The novel introduces Stanley Palke, a psychopathic lunatic who terrorizes a Californian city. Palke is gay and has a fondness for naval men and merchant seamen. This "slasher" usually picks up men from local dives or bars and then brutally attacks them with a knife. In the first pages of the book, the police find four dead sailors trapped in a car immersed in water. These appear to be Palke's victims.

Whereas the novel occasionally presents events from Palke's point of view, most of the narrative is from Paul Warren's perspective. Like any "downward spiral" story, Warren has developed an alcohol problem. He ends up being fired from his reporting job due to his inability to stay sober for his newspaper assignments. Feeling as if his life is over, Warren spends his days drinking in bars and refusing his wife's help. The stars unfortunately align when Palke spots Warren in a local dive and offers to buy him a drink. Warren awakens the next day in the hospital after being brutalized by Palke. 
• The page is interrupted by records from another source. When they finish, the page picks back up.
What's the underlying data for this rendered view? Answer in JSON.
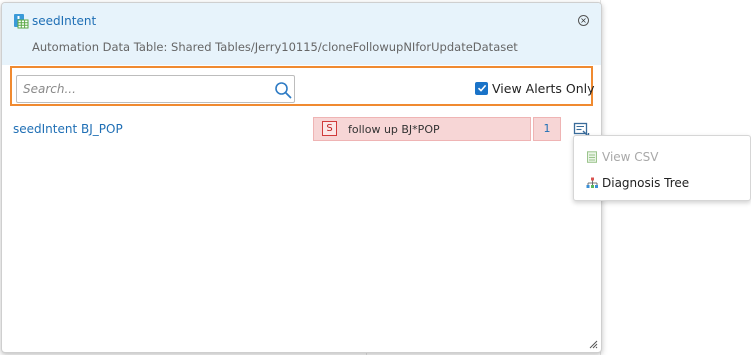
{
  "popup": {
    "title": "seedIntent",
    "subtitle": "Automation Data Table: Shared Tables/Jerry10115/cloneFollowupNIforUpdateDataset",
    "close_symbol": "×"
  },
  "toolbar": {
    "search_placeholder": "Search...",
    "search_value": "",
    "view_alerts_only_label": "View Alerts Only",
    "view_alerts_only_checked": true
  },
  "results": [
    {
      "name": "seedIntent BJ_POP",
      "badge": "S",
      "intent": "follow up BJ*POP",
      "count": "1"
    }
  ],
  "context_menu": {
    "items": [
      {
        "label": "View CSV",
        "icon": "csv-file-icon",
        "enabled": false
      },
      {
        "label": "Diagnosis Tree",
        "icon": "tree-icon",
        "enabled": true
      }
    ]
  },
  "colors": {
    "accent_blue": "#1f6fb5",
    "header_bg": "#e7f3fb",
    "highlight_orange": "#f08a30",
    "alert_row_bg": "#f7d6d6",
    "checkbox_blue": "#1a73c8"
  }
}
The Slasher is mostly a crime-fiction book that highlights two homicide investigators attempting to locate Palke. As fun as that was, I think I enjoyed the more personal account of Warren's downfall. The fact that this suburban husband and father could socially and financially plunge to the depths of alcoholism and suicidal tendencies was riveting. While Demaris is mostly known for his books on organized crime, I felt he presented this emotional story in a way that was easily relatable to readers. 

The Slasher also features some really mature moments that were shocking to me considering this is a 1959 paperback. Palke's flirtation with men wasn't something that was common in literature or film for that time period. While not terribly graphic, Demaris presents some material that was probably taboo or controversial at the time. At one point Palke insinuates that heterosexual men all have a homosexual tendency at one point or another. Warren's wife even reflects on a personal relationship she had with another woman. Beyond that, the sexual crimes were disturbing. Palke's stabbing was comparable to intercourse, each penetration becoming a sexual crescendo that eventually leads to castration. This is all pretty bold stuff for 1959. None of this is really illustrated with the book's cover. Instead, the artwork suggests that the killer is preying on voluptuous women instead of men.

If you like crime-fiction, there's no reason that you won't enjoy The Slasher. Considering all of the elements at work here, Demaris is able to inject quite a bit into a relatively short 172-page novel. From graphic violence, sexual innuendo, police procedures and the aforementioned "riches to rags" personal story, The Slasher is a multifaceted, enjoyable paperback.